• [EXERCISE DESCRIPTION]: The entries below are to be duplicated exactly, with nothing left out.
──────── DATA PROVIDED
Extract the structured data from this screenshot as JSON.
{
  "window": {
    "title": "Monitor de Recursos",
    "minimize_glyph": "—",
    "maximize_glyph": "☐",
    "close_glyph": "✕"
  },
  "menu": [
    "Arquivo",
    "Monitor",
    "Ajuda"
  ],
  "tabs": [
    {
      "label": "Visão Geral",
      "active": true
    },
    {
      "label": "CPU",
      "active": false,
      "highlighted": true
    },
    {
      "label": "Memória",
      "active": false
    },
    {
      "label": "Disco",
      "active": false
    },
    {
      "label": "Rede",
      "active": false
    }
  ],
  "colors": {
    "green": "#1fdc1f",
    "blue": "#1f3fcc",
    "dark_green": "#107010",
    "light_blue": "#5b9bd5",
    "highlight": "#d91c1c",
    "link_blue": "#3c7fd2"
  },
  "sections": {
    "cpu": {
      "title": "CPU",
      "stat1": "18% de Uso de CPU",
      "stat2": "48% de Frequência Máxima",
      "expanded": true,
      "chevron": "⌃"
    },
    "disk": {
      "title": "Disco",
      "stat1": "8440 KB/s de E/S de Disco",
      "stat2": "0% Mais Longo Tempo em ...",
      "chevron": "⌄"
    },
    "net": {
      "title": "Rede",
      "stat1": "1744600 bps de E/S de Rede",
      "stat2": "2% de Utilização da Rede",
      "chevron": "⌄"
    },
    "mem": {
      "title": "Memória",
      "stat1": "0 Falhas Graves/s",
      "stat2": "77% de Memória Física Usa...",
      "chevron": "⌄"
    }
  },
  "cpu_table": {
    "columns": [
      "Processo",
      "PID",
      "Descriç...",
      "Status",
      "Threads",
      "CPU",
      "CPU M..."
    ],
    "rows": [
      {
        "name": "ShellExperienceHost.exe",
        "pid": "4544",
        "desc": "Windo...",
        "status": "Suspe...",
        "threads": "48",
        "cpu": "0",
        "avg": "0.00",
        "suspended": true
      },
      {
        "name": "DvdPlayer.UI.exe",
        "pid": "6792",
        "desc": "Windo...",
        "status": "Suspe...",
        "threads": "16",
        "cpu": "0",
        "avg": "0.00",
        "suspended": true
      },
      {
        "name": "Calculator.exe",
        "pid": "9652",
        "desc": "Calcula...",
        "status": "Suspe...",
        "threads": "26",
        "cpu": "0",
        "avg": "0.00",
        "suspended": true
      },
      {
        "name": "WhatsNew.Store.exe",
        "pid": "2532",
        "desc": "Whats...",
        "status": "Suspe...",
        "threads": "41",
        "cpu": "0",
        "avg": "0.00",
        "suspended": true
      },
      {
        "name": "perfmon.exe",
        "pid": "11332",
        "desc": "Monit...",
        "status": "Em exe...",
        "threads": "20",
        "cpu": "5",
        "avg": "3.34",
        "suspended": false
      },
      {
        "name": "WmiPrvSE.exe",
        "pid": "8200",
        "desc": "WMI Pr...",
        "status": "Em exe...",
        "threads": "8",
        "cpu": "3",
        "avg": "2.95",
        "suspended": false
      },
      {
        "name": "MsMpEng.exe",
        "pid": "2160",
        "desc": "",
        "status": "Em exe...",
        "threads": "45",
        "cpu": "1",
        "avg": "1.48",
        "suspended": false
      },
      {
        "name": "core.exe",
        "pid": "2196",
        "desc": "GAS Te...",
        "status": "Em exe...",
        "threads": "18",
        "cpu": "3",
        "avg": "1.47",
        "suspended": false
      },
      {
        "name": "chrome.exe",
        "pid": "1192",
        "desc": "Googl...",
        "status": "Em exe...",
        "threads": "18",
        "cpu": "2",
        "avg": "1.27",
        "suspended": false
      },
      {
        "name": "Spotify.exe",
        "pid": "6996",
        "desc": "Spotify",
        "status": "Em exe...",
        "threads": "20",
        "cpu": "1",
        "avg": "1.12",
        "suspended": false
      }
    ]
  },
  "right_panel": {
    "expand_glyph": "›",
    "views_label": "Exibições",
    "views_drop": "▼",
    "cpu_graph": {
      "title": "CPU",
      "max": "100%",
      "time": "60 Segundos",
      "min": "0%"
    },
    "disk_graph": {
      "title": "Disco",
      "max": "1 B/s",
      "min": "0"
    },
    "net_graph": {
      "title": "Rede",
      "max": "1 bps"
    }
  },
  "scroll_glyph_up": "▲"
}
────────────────
• [SOLUTION BELOW]:
Extract the structured data from this screenshot as JSON.
{
  "window": {
    "title": "Monitor de Recursos",
    "minimize_glyph": "—",
    "maximize_glyph": "☐",
    "close_glyph": "✕"
  },
  "menu": [
    "Arquivo",
    "Monitor",
    "Ajuda"
  ],
  "tabs": [
    {
      "label": "Visão Geral",
      "active": true
    },
    {
      "label": "CPU",
      "active": false,
      "highlighted": true
    },
    {
      "label": "Memória",
      "active": false
    },
    {
      "label": "Disco",
      "active": false
    },
    {
      "label": "Rede",
      "active": false
    }
  ],
  "colors": {
    "green": "#1fdc1f",
    "blue": "#1f3fcc",
    "dark_green": "#107010",
    "light_blue": "#5b9bd5",
    "highlight": "#d91c1c",
    "link_blue": "#3c7fd2"
  },
  "sections": {
    "cpu": {
      "title": "CPU",
      "stat1": "18% de Uso de CPU",
      "stat2": "48% de Frequência Máxima",
      "expanded": true,
      "chevron": "⌃"
    },
    "disk": {
      "title": "Disco",
      "stat1": "8440 KB/s de E/S de Disco",
      "stat2": "0% Mais Longo Tempo em ...",
      "chevron": "⌄"
    },
    "net": {
      "title": "Rede",
      "stat1": "1744600 bps de E/S de Rede",
      "stat2": "2% de Utilização da Rede",
      "chevron": "⌄"
    },
    "mem": {
      "title": "Memória",
      "stat1": "0 Falhas Graves/s",
      "stat2": "77% de Memória Física Usa...",
      "chevron": "⌄"
    }
  },
  "cpu_table": {
    "columns": [
      "Processo",
      "PID",
      "Descriç...",
      "Status",
      "Threads",
      "CPU",
      "CPU M..."
    ],
    "rows": [
      {
        "name": "ShellExperienceHost.exe",
        "pid": "4544",
        "desc": "Windo...",
        "status": "Suspe...",
        "threads": "48",
        "cpu": "0",
        "avg": "0.00",
        "suspended": true
      },
      {
        "name": "DvdPlayer.UI.exe",
        "pid": "6792",
        "desc": "Windo...",
        "status": "Suspe...",
        "threads": "16",
        "cpu": "0",
        "avg": "0.00",
        "suspended": true
      },
      {
        "name": "Calculator.exe",
        "pid": "9652",
        "desc": "Calcula...",
        "status": "Suspe...",
        "threads": "26",
        "cpu": "0",
        "avg": "0.00",
        "suspended": true
      },
      {
        "name": "WhatsNew.Store.exe",
        "pid": "2532",
        "desc": "Whats...",
        "status": "Suspe...",
        "threads": "41",
        "cpu": "0",
        "avg": "0.00",
        "suspended": true
      },
      {
        "name": "perfmon.exe",
        "pid": "11332",
        "desc": "Monit...",
        "status": "Em exe...",
        "threads": "20",
        "cpu": "5",
        "avg": "3.34",
        "suspended": false
      },
      {
        "name": "WmiPrvSE.exe",
        "pid": "8200",
        "desc": "WMI Pr...",
        "status": "Em exe...",
        "threads": "8",
        "cpu": "3",
        "avg": "2.95",
        "suspended": false
      },
      {
        "name": "MsMpEng.exe",
        "pid": "2160",
        "desc": "",
        "status": "Em exe...",
        "threads": "45",
        "cpu": "1",
        "avg": "1.48",
        "suspended": false
      },
      {
        "name": "core.exe",
        "pid": "2196",
        "desc": "GAS Te...",
        "status": "Em exe...",
        "threads": "18",
        "cpu": "3",
        "avg": "1.47",
        "suspended": false
      },
      {
        "name": "chrome.exe",
        "pid": "1192",
        "desc": "Googl...",
        "status": "Em exe...",
        "threads": "18",
        "cpu": "2",
        "avg": "1.27",
        "suspended": false
      },
      {
        "name": "Spotify.exe",
        "pid": "6996",
        "desc": "Spotify",
        "status": "Em exe...",
        "threads": "20",
        "cpu": "1",
        "avg": "1.12",
        "suspended": false
      }
    ]
  },
  "right_panel": {
    "expand_glyph": "›",
    "views_label": "Exibições",
    "views_drop": "▼",
    "cpu_graph": {
      "title": "CPU",
      "max": "100%",
      "time": "60 Segundos",
      "min": "0%"
    },
    "disk_graph": {
      "title": "Disco",
      "max": "1 B/s",
      "min": "0"
    },
    "net_graph": {
      "title": "Rede",
      "max": "1 bps"
    }
  },
  "scroll_glyph_up": "▲"
}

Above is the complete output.